COPENHAGEN, 19 June 2018 – Ignacio Sanchez Amor (MP, Spain), Chair of the OSCE Parliamentary Assembly’s human rights committee, today criticized the U.S. government’s violation of human rights and humanitarian standards in its treatment of migrants – and especially migrant children – attempting to cross the U.S.-Mexico border.
“It should go without saying that attempts to enforce border security should not result in children being torn away from their parents, being confined to overcrowded cages, sleeping on the floor – terrified – with no mother or father to comfort them. The trauma being inflicted on these children, some of whom are reportedly as young as two years old, is difficult to comprehend,” Sanchez Amor said.

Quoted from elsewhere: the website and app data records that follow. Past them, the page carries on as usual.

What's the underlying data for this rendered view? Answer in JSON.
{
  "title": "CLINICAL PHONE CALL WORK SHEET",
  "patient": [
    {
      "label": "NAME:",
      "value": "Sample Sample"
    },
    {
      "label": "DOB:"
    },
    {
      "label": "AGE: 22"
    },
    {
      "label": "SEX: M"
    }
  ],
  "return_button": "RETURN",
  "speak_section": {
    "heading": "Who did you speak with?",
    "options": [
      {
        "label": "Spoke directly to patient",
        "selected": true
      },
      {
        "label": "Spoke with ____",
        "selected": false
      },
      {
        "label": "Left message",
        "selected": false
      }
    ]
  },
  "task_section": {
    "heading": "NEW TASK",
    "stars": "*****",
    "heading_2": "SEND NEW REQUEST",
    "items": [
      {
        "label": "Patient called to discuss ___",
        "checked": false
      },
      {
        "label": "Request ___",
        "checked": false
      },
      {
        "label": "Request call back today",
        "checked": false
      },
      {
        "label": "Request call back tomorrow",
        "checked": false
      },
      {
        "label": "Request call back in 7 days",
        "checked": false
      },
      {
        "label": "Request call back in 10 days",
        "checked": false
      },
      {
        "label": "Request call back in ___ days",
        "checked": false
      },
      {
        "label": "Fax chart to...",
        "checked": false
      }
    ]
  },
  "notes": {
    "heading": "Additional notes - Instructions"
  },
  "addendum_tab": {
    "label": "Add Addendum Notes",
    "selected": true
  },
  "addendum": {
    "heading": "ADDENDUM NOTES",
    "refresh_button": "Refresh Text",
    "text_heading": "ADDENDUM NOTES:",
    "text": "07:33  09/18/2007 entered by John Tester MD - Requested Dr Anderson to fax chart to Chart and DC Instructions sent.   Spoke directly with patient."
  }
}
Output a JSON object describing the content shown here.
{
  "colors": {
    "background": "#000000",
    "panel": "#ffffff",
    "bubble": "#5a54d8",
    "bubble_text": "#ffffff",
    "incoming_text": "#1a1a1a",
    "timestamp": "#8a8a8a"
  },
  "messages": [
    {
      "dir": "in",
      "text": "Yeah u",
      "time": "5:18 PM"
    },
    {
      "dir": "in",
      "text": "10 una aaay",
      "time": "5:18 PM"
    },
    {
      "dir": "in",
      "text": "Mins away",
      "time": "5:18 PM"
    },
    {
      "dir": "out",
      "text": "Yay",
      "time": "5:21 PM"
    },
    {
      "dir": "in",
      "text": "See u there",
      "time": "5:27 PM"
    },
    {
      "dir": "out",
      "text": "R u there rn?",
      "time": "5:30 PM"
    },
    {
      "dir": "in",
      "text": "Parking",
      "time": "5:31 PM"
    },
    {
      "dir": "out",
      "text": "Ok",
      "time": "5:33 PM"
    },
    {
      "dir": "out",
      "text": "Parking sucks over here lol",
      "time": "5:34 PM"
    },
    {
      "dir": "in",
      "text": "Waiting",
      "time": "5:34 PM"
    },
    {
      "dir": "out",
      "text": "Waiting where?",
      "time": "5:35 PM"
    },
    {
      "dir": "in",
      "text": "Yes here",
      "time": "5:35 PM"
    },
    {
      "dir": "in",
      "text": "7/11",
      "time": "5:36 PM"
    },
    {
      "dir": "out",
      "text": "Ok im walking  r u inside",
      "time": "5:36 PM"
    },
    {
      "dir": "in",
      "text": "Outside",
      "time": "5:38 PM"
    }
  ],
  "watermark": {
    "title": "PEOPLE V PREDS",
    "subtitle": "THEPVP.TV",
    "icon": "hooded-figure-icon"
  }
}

Sanchez Amor, who also serves as the OSCE PA’s Special Representative on Border Issues, noted that the U.S. Border Patrol is separating families because the current U.S. government has decided to implement a “zero tolerance” policy that seeks to charge every adult who illegally crosses the border with a crime. However, Sanchez Amor noted, this policy potentially contravenes a number of important international norms: the right of all people to seek asylum, the right to due process, the right to family unity, and the requirement under international humanitarian law to prioritize the best interests of the child.
“The United States has legal obligations to consider asylum applications and provide protection to those who qualify as refugees. The 1951 Refugee Convention recognizes that the seeking of asylum might sometimes require refugees to breach immigration rules, which the U.S. government as a party to this treaty should respect,” Sanchez Amor stated.
“In any case, children should not be punished for the actions of their parents and should never be traumatized in order to set an example to other potential asylum seekers or to send a political message. I call on the United States to immediately end the practice of forcibly separating children from their parents, to make every effort to reunite families that have been separated, and to adhere to all of its obligations under international humanitarian law,” he added.
Earlier this month, Chair of the OSCE PA Ad Hoc Committee on Migration Nahima Lanjri raised concerns that young migrant children were being separated from parents trying to cross the U.S.-Mexico border, as well as reports that nearly 1,500 migrant children are unaccounted for in the U.S. due to lax monitoring by the federal government.
The topic of migration and unaccompanied migrant children will feature high on the agenda of the OSCE Parliamentary Assembly’s upcoming Annual Session in Berlin.